Published: 30 January 2008



We present a fast version of the dynamics perturbation analysis (DPA) algorithm to predict functional sites in protein structures. The original DPA algorithm finds regions in proteins where interactions cause a large change in the protein conformational distribution, as measured using the relative entropy Dx. Such regions are associated with functional sites.


The Fast DPA algorithm, which accelerates DPA calculations, is motivated by an empirical observation that Dx in a normal-modes model is highly correlated with an entropic term that only depends on the eigenvalues of the normal modes. The eigenvalues are accurately estimated using first-order perturbation theory, resulting in a N-fold reduction in the overall computational requirements of the algorithm, where N is the number of residues in the protein. The performance of the original and Fast DPA algorithms was compared using protein structures from a standard small-molecule docking test set. For nominal implementations of each algorithm, top-ranked Fast DPA predictions overlapped the true binding site 94% of the time, compared to 87% of the time for original DPA. In addition, per-protein recall statistics (fraction of binding-site residues that are among predicted residues) were slightly better for Fast DPA. On the other hand, per-protein precision statistics (fraction of predicted residues that are among binding-site residues) were slightly better using original DPA. Overall, the performance of Fast DPA in predicting ligand-binding-site residues was comparable to that of the original DPA algorithm.

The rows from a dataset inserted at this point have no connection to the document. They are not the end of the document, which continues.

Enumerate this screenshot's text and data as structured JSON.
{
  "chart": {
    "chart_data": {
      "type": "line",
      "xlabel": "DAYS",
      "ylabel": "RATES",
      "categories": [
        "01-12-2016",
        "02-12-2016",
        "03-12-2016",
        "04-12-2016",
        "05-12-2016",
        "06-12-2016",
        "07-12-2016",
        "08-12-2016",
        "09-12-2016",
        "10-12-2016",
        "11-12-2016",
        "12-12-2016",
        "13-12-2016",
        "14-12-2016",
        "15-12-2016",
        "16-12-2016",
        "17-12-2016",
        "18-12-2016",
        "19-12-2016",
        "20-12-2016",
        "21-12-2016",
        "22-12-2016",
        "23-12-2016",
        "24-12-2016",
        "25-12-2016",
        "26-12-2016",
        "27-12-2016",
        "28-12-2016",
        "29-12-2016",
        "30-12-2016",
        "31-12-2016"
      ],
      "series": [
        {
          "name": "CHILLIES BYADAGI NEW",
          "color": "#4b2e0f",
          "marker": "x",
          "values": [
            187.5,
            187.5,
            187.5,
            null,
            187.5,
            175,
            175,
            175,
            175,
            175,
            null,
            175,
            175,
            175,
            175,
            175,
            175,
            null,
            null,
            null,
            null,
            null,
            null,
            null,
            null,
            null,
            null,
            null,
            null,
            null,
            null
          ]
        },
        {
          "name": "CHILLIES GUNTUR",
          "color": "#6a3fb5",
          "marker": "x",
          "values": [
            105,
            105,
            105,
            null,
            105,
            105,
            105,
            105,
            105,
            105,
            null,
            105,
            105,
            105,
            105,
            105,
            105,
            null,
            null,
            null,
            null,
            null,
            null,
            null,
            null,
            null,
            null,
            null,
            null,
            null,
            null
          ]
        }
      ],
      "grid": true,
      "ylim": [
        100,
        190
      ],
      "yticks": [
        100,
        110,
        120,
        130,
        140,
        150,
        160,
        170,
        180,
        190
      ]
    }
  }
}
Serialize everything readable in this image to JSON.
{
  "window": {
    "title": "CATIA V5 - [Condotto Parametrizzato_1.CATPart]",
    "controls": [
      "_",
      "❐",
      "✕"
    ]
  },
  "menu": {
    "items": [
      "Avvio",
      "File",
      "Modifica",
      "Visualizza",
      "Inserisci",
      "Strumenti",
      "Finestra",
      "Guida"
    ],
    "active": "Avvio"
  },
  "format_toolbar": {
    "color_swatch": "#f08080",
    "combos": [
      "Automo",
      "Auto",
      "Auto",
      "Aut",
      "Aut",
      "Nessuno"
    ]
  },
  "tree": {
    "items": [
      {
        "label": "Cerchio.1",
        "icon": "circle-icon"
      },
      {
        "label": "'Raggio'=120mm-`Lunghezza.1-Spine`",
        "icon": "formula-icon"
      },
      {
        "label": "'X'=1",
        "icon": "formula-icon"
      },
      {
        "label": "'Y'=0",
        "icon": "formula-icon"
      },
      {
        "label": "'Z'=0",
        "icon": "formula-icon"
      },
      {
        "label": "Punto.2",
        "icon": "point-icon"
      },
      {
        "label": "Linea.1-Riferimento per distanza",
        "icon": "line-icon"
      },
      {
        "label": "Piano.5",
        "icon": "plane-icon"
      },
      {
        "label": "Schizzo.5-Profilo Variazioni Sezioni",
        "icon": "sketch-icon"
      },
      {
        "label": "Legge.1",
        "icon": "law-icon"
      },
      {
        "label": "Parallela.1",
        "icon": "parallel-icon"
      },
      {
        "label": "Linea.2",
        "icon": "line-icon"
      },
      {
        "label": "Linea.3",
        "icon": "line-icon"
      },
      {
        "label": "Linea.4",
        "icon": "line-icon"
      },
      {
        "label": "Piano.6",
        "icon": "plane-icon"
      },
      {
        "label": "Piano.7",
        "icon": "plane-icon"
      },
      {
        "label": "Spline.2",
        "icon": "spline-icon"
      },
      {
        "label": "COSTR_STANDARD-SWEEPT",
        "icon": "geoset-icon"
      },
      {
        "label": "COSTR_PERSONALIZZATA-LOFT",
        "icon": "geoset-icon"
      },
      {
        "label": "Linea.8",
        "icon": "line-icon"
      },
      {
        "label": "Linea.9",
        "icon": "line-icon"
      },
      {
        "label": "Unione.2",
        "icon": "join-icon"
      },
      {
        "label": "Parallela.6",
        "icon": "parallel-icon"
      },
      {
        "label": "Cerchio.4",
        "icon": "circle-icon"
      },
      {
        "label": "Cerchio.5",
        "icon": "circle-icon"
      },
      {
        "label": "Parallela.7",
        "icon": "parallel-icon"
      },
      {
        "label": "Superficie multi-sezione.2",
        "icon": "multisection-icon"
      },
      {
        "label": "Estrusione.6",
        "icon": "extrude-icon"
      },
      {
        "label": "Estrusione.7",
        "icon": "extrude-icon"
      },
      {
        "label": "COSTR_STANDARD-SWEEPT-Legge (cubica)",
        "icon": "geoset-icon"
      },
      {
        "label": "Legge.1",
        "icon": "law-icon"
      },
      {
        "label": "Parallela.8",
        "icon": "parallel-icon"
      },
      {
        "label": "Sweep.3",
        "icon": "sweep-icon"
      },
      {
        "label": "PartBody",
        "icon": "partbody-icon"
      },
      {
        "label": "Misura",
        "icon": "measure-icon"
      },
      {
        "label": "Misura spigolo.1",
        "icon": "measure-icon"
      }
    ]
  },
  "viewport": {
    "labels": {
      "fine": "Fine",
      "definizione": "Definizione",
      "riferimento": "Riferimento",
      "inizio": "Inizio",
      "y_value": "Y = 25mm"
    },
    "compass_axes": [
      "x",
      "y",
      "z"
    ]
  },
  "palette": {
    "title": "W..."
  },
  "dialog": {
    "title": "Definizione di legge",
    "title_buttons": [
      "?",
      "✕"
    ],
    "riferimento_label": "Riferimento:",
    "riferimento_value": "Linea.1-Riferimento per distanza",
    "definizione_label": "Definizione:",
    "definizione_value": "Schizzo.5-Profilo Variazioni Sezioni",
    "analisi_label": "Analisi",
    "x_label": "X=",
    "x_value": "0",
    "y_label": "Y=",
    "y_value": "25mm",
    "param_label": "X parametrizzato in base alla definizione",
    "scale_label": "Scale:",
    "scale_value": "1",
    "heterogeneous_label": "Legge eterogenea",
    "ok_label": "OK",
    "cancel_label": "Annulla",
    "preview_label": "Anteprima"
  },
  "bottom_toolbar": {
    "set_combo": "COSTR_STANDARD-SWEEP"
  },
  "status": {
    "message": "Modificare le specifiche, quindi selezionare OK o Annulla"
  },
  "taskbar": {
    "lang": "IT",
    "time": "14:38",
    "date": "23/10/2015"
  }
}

Compared to the original DPA algorithm, the decreased run time with comparable performance makes Fast DPA well-suited for implementation on a web server and for high-throughput analysis.